A tall ship that has been berthed on the New England coast for the past 54 years is now on its way to California and will call the Channel Islands Harbor in Oxnard its new home. The ship will serve as a visitor attraction and teaching platform for thousands of youths in Ventura and Santa Barbara counties.
The Mystic Whaler, an 83-foot-long, 110-foot-tall, steel-hulled schooner, departed Connecticut in mid-October and sailed to Fort Lauderdale, Florida, where it was loaded on a ship carrier for transport through the Panama Canal. It’s currently in Ensenada, Mexico and will soon sail up the West Coast to the Channel Islands Harbor. The ship will arrive in mid-January, weather permitting. (Read more about the Mystic Whaler’s voyage from Connecticut to Florida here)

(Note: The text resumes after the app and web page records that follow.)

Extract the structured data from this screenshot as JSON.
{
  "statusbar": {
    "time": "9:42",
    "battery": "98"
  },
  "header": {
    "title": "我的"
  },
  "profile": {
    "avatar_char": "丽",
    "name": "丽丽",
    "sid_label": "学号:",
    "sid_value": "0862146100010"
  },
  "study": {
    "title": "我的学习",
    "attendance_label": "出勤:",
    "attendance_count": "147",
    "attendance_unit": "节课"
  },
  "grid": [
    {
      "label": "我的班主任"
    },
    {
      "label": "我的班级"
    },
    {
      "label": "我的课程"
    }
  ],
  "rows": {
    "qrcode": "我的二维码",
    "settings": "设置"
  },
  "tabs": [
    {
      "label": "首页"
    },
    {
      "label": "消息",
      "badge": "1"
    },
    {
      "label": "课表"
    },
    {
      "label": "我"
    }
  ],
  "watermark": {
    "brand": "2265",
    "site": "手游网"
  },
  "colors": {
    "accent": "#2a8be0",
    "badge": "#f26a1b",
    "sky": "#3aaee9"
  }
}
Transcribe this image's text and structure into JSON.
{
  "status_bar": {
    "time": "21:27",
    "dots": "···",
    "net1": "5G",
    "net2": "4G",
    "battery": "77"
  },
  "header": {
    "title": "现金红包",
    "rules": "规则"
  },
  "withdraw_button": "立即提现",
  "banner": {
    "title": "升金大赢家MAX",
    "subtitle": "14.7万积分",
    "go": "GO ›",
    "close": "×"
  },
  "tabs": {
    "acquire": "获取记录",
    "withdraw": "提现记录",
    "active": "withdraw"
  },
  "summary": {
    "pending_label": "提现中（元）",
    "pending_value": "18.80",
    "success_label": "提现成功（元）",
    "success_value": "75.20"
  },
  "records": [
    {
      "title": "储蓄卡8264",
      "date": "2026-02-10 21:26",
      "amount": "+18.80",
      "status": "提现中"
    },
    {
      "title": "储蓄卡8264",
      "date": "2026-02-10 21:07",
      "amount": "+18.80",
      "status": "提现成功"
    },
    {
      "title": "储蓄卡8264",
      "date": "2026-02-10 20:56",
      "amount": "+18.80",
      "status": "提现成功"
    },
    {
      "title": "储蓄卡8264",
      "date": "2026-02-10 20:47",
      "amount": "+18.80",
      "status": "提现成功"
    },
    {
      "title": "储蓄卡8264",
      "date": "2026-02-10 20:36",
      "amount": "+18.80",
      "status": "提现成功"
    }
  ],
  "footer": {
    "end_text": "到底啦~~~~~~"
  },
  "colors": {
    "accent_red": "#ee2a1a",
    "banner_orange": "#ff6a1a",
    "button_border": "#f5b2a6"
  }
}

Yacht brokers Bob Nahm of Seacoast Channel Islands, and Vicki Van Hook of Seacoast Santa Barbara, have been hard at work helping their clients Roger and Sarah Chrisman of Montecito acquire the tall ship. The Chrismans will rename the tall ship the Mystic Cruzar.
“We couldn’t be more pleased to assist the Chrismans in bringing a vessel that will help educate our local youth and residents,” Nahm said. “The Chrismans truly have hearts of gold and are always looking to provide positive experiences for the community.”
Once the ship arrives at the Channel Islands Harbor, the Chrismans will set up a program through their non-profit Central Coast Ocean Adventures to allow the public and youth to tour the ship and learn about the history and science of sea trade. The ship will also travel to the Santa Barbara Maritime Museum and offer tours.
Ventura County Harbor Department Director Michael Tripp said the Mystic Cruzar is a welcome visitor-serving amenity for the Channel Islands Harbor.
“We are honored that the Chrismans chose the Channel Islands Harbor as the home base for the Mystic Cruzar,” Tripp said. “Tall ships are an inspiring platform for learning that will immerse students, residents, and visitors in an ocean-based classroom.”
Santa Barbara Maritime Museum Executive Director Greg Gorga said the Chrismans have been long-time supporters of the Santa Barbara Maritime Museum’s education programs and is excited that they are bringing this new opportunity to Central Coast communities.
“The Chrismans believe that ‘No child should be left ashore’ and their past support has allowed thousands of young students to experience our educational programs that recreate life as an 1830’s sailor or as hands-on marine scientists,” Gorga said. “Bringing this tall ship to our waters will expand the number of students our local organizations can serve, will provide these maritime experiences to an even greater number of youth from all different backgrounds, and I am sure will inspire many of them to become future stewards of our oceans.”
Channel Islands Maritime Museum Executive Director Adri Howe said the Mystic Cruzar will be a great benefit to the maritime education community.
“The Mystic Cruzar will provide a wonderful opportunity for its visitors to voyage back in time to more fully understand our maritime heritage and to get a glimpse into the lives of those sailors who lived and worked on maritime vessels. And just as in all things we learn from the past, we can bring that knowledge and understanding of the past into our lives today,” Howe said. “We are so grateful to the Chrismans for their dedicated and ongoing support of maritime educational programs and the educational vision that they have for the Mystic Cruzar.”
About the Mystic Cruzar
The ship was built in Florida in 1967 and that year began offering one- to five-day sailing cruises out of Mystic, Connecticut along with brunch, lunch, dinner and sunset cruises and environmental education programs. In 2006, the schooner moved to City Pier, Connecticut, where it has operated since and participated in various maritime festivals in the city.
The schooner historically carried 3,000 to 4,000 passengers each year from May to October. In 2018, both Connecticut and Yankee Magazine named it the best coastal cruise in Connecticut.
The ship is a reproduction of a late 19-century coastal cargo schooner with 3,000 square feet of sail and a diesel engine. It features Italian oak floors and fir wainscoting with mahogany accents along with six bathrooms with host showers. It was rebuilt in 1993.
The Mystic Cruzar is Coast Guard certified for 50 passengers plus 10 crew.
Contact: Jed Chernabaeff